**Exercise description**.
Each entry in this listing needs to be written out again, word for word.
(Listed records begins)
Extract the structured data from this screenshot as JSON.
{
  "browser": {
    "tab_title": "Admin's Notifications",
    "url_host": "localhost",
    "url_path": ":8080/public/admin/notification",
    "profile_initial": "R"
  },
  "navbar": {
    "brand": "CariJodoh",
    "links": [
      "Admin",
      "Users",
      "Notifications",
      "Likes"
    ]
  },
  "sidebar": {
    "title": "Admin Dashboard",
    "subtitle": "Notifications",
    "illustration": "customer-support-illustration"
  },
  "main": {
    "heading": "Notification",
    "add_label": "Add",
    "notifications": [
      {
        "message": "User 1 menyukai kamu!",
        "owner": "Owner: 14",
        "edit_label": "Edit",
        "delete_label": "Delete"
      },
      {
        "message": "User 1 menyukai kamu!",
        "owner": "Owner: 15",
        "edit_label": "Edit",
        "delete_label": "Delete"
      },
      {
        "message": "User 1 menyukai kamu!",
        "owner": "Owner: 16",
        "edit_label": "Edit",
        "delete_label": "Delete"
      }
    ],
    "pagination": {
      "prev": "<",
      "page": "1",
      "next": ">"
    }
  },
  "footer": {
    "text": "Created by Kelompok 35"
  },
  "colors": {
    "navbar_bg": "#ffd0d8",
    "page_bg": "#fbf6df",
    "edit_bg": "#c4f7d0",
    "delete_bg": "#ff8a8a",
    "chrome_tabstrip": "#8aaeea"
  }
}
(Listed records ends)
**Solution to the exercise**.
Extract the structured data from this screenshot as JSON.
{
  "browser": {
    "tab_title": "Admin's Notifications",
    "url_host": "localhost",
    "url_path": ":8080/public/admin/notification",
    "profile_initial": "R"
  },
  "navbar": {
    "brand": "CariJodoh",
    "links": [
      "Admin",
      "Users",
      "Notifications",
      "Likes"
    ]
  },
  "sidebar": {
    "title": "Admin Dashboard",
    "subtitle": "Notifications",
    "illustration": "customer-support-illustration"
  },
  "main": {
    "heading": "Notification",
    "add_label": "Add",
    "notifications": [
      {
        "message": "User 1 menyukai kamu!",
        "owner": "Owner: 14",
        "edit_label": "Edit",
        "delete_label": "Delete"
      },
      {
        "message": "User 1 menyukai kamu!",
        "owner": "Owner: 15",
        "edit_label": "Edit",
        "delete_label": "Delete"
      },
      {
        "message": "User 1 menyukai kamu!",
        "owner": "Owner: 16",
        "edit_label": "Edit",
        "delete_label": "Delete"
      }
    ],
    "pagination": {
      "prev": "<",
      "page": "1",
      "next": ">"
    }
  },
  "footer": {
    "text": "Created by Kelompok 35"
  },
  "colors": {
    "navbar_bg": "#ffd0d8",
    "page_bg": "#fbf6df",
    "edit_bg": "#c4f7d0",
    "delete_bg": "#ff8a8a",
    "chrome_tabstrip": "#8aaeea"
  }
}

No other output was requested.